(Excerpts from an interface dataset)
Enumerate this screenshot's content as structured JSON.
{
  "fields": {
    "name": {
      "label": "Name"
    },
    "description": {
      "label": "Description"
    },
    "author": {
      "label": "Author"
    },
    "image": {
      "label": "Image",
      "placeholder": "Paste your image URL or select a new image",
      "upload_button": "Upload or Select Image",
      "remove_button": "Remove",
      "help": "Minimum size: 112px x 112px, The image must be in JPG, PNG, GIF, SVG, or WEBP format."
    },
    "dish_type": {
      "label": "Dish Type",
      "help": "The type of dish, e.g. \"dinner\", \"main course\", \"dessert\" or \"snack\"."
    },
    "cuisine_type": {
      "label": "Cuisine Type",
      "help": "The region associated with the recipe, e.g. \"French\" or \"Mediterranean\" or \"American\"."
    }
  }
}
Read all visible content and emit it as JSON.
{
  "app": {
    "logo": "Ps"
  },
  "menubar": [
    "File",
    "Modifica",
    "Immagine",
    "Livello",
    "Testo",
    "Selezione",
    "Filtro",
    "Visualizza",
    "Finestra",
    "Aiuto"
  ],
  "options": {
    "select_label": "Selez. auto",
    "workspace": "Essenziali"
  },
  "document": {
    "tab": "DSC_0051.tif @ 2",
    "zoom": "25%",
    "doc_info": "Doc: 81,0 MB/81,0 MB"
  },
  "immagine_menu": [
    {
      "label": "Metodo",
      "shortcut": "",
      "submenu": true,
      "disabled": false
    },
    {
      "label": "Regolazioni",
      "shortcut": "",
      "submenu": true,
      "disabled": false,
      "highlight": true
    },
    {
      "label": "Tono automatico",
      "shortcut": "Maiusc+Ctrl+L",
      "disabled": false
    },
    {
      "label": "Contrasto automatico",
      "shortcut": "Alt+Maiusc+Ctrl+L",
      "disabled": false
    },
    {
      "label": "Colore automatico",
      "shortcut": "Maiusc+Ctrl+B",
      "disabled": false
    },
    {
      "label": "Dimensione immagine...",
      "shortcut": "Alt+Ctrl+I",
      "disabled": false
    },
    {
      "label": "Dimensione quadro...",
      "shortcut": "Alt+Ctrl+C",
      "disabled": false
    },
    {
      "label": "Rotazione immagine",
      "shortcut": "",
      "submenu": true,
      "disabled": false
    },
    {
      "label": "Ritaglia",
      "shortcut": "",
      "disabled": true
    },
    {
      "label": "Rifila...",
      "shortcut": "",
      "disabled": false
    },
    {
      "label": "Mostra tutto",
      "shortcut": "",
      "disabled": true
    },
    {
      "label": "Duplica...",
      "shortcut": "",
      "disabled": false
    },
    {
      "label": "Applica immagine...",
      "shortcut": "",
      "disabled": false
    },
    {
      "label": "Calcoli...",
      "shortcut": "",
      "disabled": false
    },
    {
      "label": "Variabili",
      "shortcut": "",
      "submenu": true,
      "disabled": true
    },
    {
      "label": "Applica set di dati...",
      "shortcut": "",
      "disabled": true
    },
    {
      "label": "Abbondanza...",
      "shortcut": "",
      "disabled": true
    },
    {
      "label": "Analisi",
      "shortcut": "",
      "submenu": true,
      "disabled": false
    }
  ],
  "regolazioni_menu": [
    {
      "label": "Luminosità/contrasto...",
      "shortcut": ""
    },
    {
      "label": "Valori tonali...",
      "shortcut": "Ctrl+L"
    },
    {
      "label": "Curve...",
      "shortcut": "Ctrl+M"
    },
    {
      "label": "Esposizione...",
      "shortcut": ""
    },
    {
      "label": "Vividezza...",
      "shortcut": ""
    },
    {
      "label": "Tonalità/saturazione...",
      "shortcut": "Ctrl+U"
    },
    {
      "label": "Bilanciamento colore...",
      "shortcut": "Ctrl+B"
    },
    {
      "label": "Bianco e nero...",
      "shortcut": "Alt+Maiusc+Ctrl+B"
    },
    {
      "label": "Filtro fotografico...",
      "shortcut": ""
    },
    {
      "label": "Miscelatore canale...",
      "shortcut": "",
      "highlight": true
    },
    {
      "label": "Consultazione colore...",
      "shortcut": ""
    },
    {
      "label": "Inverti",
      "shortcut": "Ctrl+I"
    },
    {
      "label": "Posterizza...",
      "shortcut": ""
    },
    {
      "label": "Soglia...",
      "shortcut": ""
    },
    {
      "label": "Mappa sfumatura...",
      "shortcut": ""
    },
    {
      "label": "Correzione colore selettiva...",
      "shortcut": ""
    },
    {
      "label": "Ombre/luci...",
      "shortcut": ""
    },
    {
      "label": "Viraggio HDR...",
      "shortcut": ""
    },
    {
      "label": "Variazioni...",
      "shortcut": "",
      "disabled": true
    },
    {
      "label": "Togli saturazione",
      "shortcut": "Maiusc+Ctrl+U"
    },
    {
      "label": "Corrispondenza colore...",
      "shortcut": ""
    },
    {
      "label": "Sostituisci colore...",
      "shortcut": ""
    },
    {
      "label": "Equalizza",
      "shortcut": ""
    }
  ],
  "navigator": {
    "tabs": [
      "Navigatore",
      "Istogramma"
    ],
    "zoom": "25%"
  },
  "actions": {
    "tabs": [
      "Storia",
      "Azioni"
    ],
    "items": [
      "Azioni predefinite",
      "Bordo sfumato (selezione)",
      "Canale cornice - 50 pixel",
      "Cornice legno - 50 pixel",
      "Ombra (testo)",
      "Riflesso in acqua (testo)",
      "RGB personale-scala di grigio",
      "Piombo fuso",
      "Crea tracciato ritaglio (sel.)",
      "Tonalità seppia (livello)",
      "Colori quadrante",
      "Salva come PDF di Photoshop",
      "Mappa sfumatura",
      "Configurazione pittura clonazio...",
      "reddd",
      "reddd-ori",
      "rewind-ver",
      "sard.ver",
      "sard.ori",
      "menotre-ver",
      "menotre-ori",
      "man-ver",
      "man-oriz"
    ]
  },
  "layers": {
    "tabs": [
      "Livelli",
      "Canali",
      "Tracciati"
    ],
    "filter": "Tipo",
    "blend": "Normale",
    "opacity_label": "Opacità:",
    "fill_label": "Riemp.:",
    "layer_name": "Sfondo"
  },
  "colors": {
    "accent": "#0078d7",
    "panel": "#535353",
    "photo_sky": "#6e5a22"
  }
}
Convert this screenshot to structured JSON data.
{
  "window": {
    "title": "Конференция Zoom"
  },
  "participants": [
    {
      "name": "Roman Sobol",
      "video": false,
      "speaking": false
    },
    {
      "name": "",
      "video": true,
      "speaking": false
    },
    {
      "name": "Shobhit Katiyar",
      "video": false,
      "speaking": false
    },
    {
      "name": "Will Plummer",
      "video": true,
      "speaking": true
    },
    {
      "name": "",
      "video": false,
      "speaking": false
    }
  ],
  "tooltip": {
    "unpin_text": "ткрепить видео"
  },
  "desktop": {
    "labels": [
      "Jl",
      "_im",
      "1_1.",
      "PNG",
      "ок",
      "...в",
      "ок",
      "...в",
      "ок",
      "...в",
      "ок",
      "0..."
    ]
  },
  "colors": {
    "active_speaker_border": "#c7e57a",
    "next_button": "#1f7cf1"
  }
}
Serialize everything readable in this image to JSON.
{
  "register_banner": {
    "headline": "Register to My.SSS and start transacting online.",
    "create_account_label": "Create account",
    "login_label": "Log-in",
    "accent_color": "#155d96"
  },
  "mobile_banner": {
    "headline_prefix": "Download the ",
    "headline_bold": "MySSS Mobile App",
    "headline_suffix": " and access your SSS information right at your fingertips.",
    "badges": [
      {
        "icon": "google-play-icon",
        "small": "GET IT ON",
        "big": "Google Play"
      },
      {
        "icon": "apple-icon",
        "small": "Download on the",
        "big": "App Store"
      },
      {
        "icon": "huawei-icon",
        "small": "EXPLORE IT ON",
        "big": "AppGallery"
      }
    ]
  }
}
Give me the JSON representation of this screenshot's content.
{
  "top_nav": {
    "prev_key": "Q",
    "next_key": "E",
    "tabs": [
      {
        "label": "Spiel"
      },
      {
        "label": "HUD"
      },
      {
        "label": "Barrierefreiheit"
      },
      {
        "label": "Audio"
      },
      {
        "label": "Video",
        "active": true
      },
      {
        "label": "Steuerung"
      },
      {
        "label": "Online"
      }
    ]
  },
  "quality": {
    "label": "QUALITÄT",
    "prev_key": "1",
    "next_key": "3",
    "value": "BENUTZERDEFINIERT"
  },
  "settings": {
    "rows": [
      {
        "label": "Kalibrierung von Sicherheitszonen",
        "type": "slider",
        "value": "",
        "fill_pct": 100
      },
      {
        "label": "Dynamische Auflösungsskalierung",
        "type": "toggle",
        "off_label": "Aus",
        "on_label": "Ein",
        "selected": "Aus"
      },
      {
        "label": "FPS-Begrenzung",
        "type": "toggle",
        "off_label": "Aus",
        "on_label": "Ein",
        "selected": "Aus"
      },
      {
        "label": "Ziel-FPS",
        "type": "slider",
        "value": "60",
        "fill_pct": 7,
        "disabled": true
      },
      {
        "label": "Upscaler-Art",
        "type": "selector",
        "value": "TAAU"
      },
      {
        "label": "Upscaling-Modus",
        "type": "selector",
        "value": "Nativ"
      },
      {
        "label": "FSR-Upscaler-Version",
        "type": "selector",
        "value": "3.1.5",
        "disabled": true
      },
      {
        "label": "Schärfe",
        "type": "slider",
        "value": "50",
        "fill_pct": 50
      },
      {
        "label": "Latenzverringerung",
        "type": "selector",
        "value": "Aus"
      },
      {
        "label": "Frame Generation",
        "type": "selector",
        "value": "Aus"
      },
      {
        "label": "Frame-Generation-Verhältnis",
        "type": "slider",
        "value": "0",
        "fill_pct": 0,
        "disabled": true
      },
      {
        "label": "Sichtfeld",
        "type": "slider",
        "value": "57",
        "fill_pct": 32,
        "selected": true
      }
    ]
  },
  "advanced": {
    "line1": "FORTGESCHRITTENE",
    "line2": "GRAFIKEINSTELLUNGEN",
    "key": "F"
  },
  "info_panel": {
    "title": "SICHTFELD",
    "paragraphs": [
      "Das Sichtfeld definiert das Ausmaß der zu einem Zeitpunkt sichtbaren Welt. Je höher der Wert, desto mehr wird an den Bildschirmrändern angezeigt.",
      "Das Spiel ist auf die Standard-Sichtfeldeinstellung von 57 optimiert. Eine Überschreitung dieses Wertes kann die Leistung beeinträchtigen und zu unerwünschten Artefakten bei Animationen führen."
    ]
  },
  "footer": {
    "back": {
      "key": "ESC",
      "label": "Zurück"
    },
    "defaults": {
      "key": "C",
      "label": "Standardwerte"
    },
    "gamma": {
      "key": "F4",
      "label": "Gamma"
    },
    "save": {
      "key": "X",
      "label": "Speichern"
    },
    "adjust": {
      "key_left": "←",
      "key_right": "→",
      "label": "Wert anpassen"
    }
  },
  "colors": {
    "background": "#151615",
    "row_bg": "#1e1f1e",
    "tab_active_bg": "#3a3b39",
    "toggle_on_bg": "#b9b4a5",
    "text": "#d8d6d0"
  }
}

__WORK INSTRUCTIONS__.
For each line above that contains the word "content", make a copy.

__WRITTEN SOLUTION__.
Enumerate this screenshot's content as structured JSON.
Read all visible content and emit it as JSON.
Give me the JSON representation of this screenshot's content.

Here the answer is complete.